There’s been a steady stream of worries that artificial lights are steadily eroding our ability to see the stars. And a recent essay published in Science describes how artificial light affects the timing of events such as greening of plants in spring and autumn leaf-coloring. This is one of the many recent studies that demonstrate the direct or indirect impact of light pollution on plants and animals.
“People are getting aware that darkness is no [longer] darkness.
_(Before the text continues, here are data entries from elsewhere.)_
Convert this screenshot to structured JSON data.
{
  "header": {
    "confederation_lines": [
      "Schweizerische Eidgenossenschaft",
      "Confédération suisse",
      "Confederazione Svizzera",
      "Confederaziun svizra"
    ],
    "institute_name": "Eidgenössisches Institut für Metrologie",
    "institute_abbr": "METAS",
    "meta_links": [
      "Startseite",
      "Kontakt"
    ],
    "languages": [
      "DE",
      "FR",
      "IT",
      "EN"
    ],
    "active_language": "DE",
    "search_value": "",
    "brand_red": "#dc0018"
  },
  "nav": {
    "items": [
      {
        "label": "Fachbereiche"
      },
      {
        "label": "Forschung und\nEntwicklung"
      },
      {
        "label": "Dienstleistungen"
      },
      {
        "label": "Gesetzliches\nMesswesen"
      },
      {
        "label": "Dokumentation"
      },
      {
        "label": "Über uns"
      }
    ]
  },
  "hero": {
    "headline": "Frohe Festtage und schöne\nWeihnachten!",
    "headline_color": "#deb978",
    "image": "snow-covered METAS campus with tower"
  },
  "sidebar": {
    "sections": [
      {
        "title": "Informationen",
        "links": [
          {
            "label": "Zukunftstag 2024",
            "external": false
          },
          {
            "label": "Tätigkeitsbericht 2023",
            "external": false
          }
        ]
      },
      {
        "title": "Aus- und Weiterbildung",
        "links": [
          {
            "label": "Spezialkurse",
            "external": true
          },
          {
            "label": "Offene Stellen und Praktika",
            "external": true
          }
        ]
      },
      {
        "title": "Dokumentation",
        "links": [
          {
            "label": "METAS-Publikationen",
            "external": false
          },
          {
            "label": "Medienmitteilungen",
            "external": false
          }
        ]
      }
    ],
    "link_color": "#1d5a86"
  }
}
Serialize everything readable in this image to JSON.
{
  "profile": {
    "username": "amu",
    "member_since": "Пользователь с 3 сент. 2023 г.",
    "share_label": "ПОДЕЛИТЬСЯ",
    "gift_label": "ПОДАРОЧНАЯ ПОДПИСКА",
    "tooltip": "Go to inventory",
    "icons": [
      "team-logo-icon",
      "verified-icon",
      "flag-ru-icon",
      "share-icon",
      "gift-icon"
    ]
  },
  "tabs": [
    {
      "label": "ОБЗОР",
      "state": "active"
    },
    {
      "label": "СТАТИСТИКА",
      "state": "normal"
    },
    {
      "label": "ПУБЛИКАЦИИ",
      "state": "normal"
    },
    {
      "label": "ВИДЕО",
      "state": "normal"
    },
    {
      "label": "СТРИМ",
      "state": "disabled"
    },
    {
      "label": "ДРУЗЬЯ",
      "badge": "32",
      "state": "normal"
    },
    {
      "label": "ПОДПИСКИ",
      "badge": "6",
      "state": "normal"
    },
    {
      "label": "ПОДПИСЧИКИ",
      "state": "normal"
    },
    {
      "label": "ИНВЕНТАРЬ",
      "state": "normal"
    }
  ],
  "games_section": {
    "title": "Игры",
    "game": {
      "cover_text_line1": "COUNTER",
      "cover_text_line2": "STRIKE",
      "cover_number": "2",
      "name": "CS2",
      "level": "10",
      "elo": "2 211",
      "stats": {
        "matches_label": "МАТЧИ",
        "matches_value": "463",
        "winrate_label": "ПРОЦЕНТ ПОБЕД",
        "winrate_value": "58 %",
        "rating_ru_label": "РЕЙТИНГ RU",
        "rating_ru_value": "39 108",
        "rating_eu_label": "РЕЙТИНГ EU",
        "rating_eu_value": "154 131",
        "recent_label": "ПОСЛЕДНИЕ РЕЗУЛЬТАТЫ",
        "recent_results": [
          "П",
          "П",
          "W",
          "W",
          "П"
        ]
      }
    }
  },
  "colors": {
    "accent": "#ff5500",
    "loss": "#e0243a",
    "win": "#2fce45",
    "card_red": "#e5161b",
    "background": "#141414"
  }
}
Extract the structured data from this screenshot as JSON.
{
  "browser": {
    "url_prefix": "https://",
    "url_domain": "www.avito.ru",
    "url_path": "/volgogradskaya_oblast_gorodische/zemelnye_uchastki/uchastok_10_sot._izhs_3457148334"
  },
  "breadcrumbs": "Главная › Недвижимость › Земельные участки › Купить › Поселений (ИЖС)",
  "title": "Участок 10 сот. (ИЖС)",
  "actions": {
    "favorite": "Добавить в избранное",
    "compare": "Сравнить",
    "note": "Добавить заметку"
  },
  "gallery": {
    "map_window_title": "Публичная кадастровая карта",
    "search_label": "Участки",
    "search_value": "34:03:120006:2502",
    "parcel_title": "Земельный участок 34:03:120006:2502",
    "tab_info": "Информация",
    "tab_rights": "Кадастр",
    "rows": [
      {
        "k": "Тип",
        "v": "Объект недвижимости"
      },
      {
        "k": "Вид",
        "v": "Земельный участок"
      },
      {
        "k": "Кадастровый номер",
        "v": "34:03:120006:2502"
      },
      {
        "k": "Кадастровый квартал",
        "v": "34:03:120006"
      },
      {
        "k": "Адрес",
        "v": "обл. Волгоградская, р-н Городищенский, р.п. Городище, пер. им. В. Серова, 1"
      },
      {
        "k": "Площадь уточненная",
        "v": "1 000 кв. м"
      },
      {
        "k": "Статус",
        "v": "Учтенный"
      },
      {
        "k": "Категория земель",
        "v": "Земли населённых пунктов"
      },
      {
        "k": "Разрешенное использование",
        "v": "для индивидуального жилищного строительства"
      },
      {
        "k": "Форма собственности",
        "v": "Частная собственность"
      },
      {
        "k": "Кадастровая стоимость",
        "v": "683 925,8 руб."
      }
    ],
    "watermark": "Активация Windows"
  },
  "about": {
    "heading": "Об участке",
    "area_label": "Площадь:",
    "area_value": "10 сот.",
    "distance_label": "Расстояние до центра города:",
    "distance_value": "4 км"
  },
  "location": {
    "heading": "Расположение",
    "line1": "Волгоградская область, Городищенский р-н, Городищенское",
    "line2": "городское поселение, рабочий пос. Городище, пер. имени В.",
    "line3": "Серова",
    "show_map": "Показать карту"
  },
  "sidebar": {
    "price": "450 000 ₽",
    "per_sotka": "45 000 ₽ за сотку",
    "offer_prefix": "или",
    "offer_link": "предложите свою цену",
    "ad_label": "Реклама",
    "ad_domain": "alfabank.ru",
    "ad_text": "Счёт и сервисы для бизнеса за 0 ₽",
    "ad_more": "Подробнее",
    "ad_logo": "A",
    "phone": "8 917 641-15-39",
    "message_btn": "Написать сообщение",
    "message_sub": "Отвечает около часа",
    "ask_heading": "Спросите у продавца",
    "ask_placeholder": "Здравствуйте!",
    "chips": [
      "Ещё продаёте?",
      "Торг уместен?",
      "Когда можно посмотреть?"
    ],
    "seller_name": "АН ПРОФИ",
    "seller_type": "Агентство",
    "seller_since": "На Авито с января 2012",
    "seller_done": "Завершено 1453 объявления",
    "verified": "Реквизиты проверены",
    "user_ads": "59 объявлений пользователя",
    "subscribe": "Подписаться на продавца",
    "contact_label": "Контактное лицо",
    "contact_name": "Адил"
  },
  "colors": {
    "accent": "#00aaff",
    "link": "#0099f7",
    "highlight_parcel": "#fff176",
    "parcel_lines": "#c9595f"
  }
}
This is one of the elements that is contributing especially to the decline in the species variety as well as the decline of biodiversity,” says Jacques Falcón, research emeritus at the French Scientific Research Centre (CNRS).
Now, thanks to a voluntary program in France, more communities are taking steps to limit light pollution.
Original Source: arstechnica.com